* Had potential Telecom Italia stake of 15.14 percent as of Nov. 3
* Stake carries no voting rights until shares handed over
* A 5 pct stake can only be settled in cash (Adds details on options, comments)
By Valentina Za
MILAN, Nov 4 (Reuters) - French tycoon Xavier Niel dampened speculation that he is taking a strategic stake in Telecom Italia on Wednesday, saying that he had acted alone in buying call options on shares in the Italian group and that this gave him no influence over voting rights.
Niel, founder of low-cost French telecoms group Iliad , emerged last week as a potential leading investor in Telecom Italia when regulatory filings disclosed he held derivative positions relating to 15.14 percent of TI’s share capital.
That placed him immediately behind top shareholder Vivendi , the French media group that owns just over 20 percent of Telecom Italia, raising questions over the relationship between the two investors.
Italian market regulator Consob is investigating whether Niel and Vivendi are acting in concert since any proof of that would oblige them to make a full takeover offer.
Local media has speculated on whether Niel’s intentions towards Telecom Italia could clash with those of French billionaire Vincent Bollore, the chairman of Vivendi and the French group’s biggest single shareholder, who is also an influential figure in Italian financial circles.
“NJJ Holding confirms it is acting on its own behalf and not in concert with other parties,” Niel’s investment holding company said in a statement.
The comment comes after Vivendi’s chief exective Arnaud de Puyfontaine denied in a media interview on Saturday that it had any links with Niel.
The statement issued at the behest of Consob after a meeting in Rome on Tuesday between Niel and the Italian market authorities detailed the 11 derivative contracts - call options and call option spreads - that give NJJ rights to acquire shares in Telecom Italia.
“Until the shares are handed over ... the overall long position does not grant voting rights on the underlying shares, nor the possibility of influencing the exercise of such voting rights,” NJJ said.
Analysts on Wednesday said the structure of the transaction seemed to indicate that Niel’s move was more likely to be a bet on the future share price than a stakebuilding exercise.
“We believe that the probability of a bid for Telecom Italia from these two (French) shareholders, individually or together, is highly unlikely,” Haitong Research said in a note.

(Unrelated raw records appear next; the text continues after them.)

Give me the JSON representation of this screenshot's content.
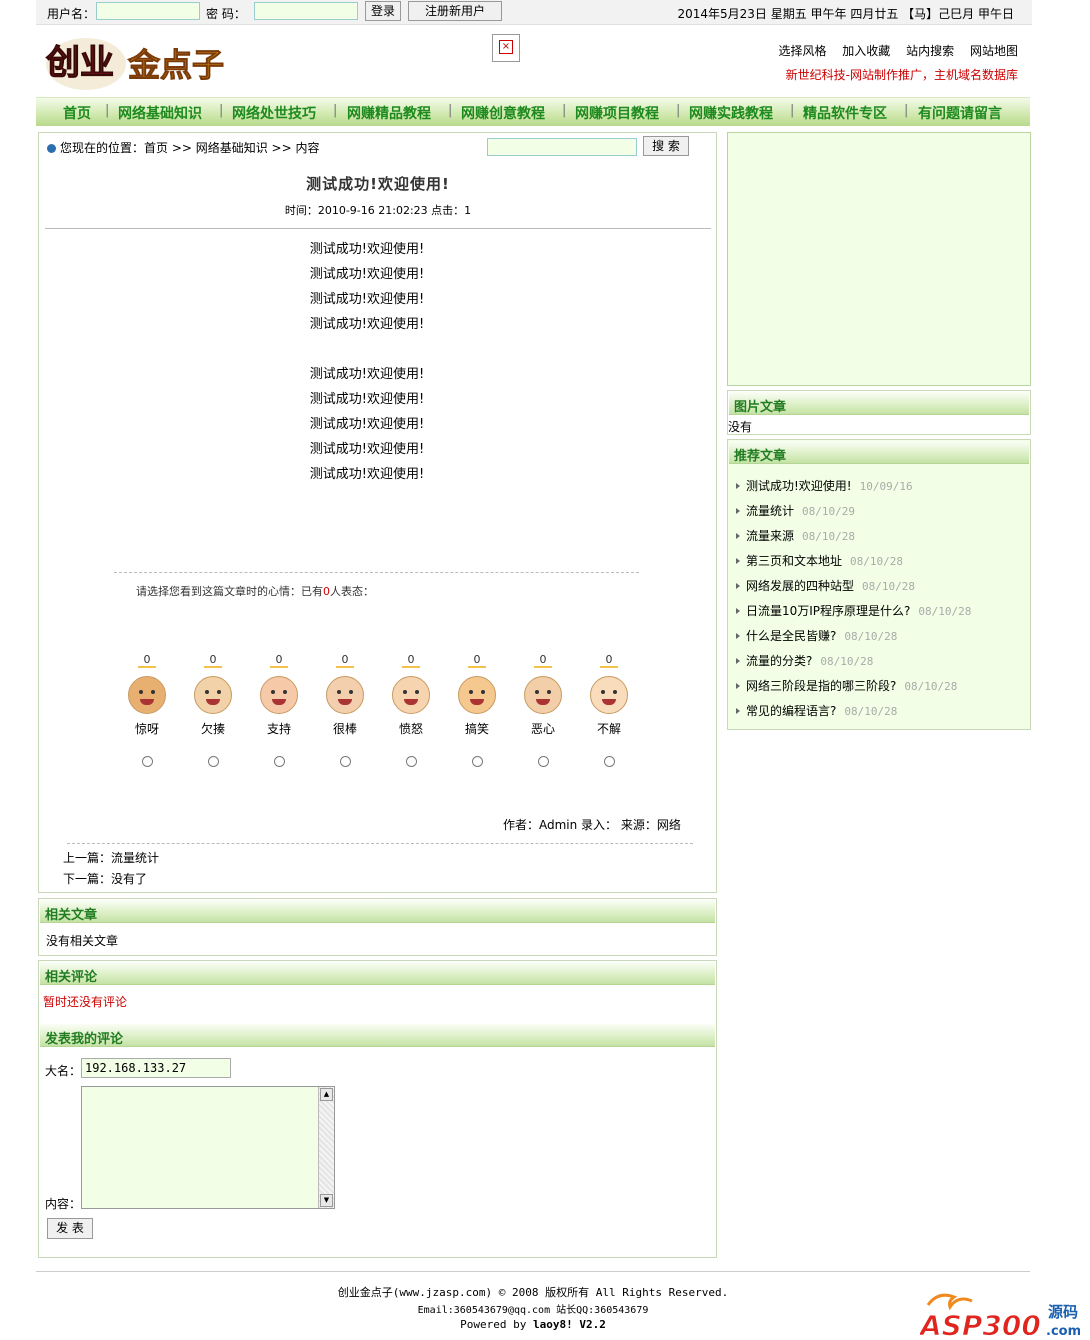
{
  "login": {
    "username_label": "用户名：",
    "password_label": "密  码：",
    "login_button": "登录",
    "register_button": "注册新用户"
  },
  "date_text": "2014年5月23日 星期五  甲午年 四月廿五 【马】己巳月 甲午日",
  "logo": {
    "text_left": "创业",
    "text_right": "金点子"
  },
  "top_links": [
    "选择风格",
    "加入收藏",
    "站内搜索",
    "网站地图"
  ],
  "slogan": "新世纪科技-网站制作推广，主机域名数据库",
  "nav": [
    "首页",
    "网络基础知识",
    "网络处世技巧",
    "网赚精品教程",
    "网赚创意教程",
    "网赚项目教程",
    "网赚实践教程",
    "精品软件专区",
    "有问题请留言"
  ],
  "breadcrumb": "您现在的位置：首页 >> 网络基础知识 >> 内容",
  "search_button": "搜 索",
  "article": {
    "title": "测试成功!欢迎使用!",
    "meta": "时间：2010-9-16 21:02:23 点击：1",
    "lines": [
      "测试成功!欢迎使用!",
      "测试成功!欢迎使用!",
      "测试成功!欢迎使用!",
      "测试成功!欢迎使用!",
      "",
      "测试成功!欢迎使用!",
      "测试成功!欢迎使用!",
      "测试成功!欢迎使用!",
      "测试成功!欢迎使用!",
      "测试成功!欢迎使用!"
    ]
  },
  "mood": {
    "prompt_before": "请选择您看到这篇文章时的心情：已有",
    "prompt_count": "0",
    "prompt_after": "人表态：",
    "items": [
      {
        "name": "惊呀",
        "count": "0",
        "color": "#e8b070"
      },
      {
        "name": "欠揍",
        "count": "0",
        "color": "#f2d2a8"
      },
      {
        "name": "支持",
        "count": "0",
        "color": "#f6caa8"
      },
      {
        "name": "很棒",
        "count": "0",
        "color": "#f4cfae"
      },
      {
        "name": "愤怒",
        "count": "0",
        "color": "#f7d4b0"
      },
      {
        "name": "搞笑",
        "count": "0",
        "color": "#f5c890"
      },
      {
        "name": "恶心",
        "count": "0",
        "color": "#f2cfa9"
      },
      {
        "name": "不解",
        "count": "0",
        "color": "#f8dcbc"
      }
    ]
  },
  "author_line": "作者：Admin 录入： 来源：网络",
  "prev_label": "上一篇：",
  "prev_link": "流量统计",
  "next_label": "下一篇：",
  "next_value": "没有了",
  "related": {
    "title": "相关文章",
    "empty": "没有相关文章"
  },
  "comments": {
    "title": "相关评论",
    "empty": "暂时还没有评论"
  },
  "post_comment": {
    "title": "发表我的评论",
    "name_label": "大名：",
    "name_value": "192.168.133.27",
    "content_label": "内容：",
    "submit": "发 表"
  },
  "picture_articles": {
    "title": "图片文章",
    "empty": "没有"
  },
  "recommended": {
    "title": "推荐文章",
    "items": [
      {
        "title": "测试成功!欢迎使用!",
        "date": "10/09/16"
      },
      {
        "title": "流量统计",
        "date": "08/10/29"
      },
      {
        "title": "流量来源",
        "date": "08/10/28"
      },
      {
        "title": "第三页和文本地址",
        "date": "08/10/28"
      },
      {
        "title": "网络发展的四种站型",
        "date": "08/10/28"
      },
      {
        "title": "日流量10万IP程序原理是什么?",
        "date": "08/10/28"
      },
      {
        "title": "什么是全民皆赚?",
        "date": "08/10/28"
      },
      {
        "title": "流量的分类?",
        "date": "08/10/28"
      },
      {
        "title": "网络三阶段是指的哪三阶段?",
        "date": "08/10/28"
      },
      {
        "title": "常见的编程语言?",
        "date": "08/10/28"
      }
    ]
  },
  "footer": {
    "line1": "创业金点子(www.jzasp.com) © 2008 版权所有 All Rights Reserved.",
    "line2": "Email:360543679@qq.com 站长QQ:360543679",
    "line3_prefix": "Powered by ",
    "line3_bold": "laoy8! V2.2"
  },
  "watermark": {
    "text": "ASP300",
    "suffix": "源码",
    "domain": ".com"
  },
  "colors": {
    "nav_text": "#1e8a1e",
    "section_title": "#227d22",
    "alert_red": "#cc0000",
    "input_bg": "#f2ffe6"
  }
}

Shares in Telecom Italia, which rose by more than 10 percent to a seven-year high of nearly 1.3 euros last week, were down 0.2 percent at 1.26 euros by 1157 GMT. Traders said the market was disappointed that Niel held only options with the earliest exercise date set at June 2016 but that future ownership of the company remained uncertain.
“Pending the future evolution of TI’s shareholding structure, we think the speculative appeal is likely to continue to drive the share price,” Banca IMI said in a note.

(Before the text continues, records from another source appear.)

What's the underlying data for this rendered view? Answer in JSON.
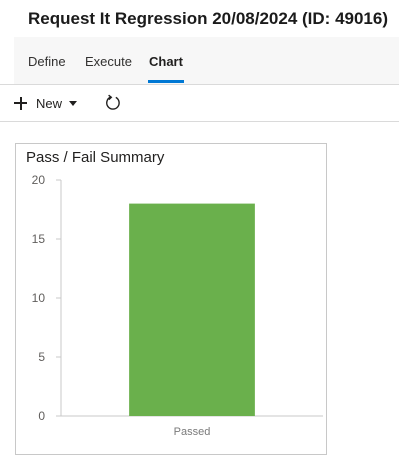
{
  "page": {
    "title": "Request It Regression 20/08/2024 (ID: 49016)"
  },
  "tabs": [
    {
      "label": "Define",
      "active": false
    },
    {
      "label": "Execute",
      "active": false
    },
    {
      "label": "Chart",
      "active": true
    }
  ],
  "toolbar": {
    "new_label": "New",
    "new_icon": "plus-icon",
    "dropdown_icon": "chevron-down-icon",
    "refresh_icon": "refresh-icon"
  },
  "chart_card": {
    "title": "Pass / Fail Summary"
  },
  "chart_data": {
    "type": "bar",
    "title": "Pass / Fail Summary",
    "categories": [
      "Passed"
    ],
    "values": [
      18
    ],
    "yticks": [
      "0",
      "5",
      "10",
      "15",
      "20"
    ],
    "ylim": [
      0,
      20
    ],
    "xlabel": "",
    "ylabel": "",
    "grid": false,
    "bar_color": "#6ab04c"
  },
  "colors": {
    "accent": "#0078d4",
    "bar": "#6ab04c"
  }
}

NJJ said the options, held by its Rock Investment unit, were all of the European type, which can only be exercised on the date of expiry rather than at any time before the expiry. The options expire variously between June 2016 and November 2017.

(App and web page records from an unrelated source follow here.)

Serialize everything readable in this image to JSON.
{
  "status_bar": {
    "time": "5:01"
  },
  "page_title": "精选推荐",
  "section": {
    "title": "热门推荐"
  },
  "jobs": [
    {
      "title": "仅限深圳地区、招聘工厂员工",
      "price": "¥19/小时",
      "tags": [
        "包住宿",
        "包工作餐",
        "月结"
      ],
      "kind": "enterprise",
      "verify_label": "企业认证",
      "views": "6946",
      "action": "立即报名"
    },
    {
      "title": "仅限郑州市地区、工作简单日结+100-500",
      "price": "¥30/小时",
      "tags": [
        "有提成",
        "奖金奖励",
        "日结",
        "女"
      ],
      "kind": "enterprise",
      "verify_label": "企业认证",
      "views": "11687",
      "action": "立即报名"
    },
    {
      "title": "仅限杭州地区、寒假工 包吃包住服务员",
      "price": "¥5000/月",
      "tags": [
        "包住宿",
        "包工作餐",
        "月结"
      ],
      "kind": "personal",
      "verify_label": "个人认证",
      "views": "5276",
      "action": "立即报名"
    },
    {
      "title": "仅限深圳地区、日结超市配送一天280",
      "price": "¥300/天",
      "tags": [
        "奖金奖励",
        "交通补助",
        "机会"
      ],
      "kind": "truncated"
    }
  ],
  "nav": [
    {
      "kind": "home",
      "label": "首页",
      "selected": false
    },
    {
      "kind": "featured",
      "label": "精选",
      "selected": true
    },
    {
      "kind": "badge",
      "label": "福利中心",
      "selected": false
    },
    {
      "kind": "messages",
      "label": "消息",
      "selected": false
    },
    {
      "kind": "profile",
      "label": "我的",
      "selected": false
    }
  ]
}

Also, NJJ said it could only settle the options contracts relating to a 10 percent stake in Telecom Italia for either shares or cash, while the options on another 5 percent stake can only be settled for cash. (Additional reporting by Francesca Landini and Leila Abboud; Editing by Greg Mahlich)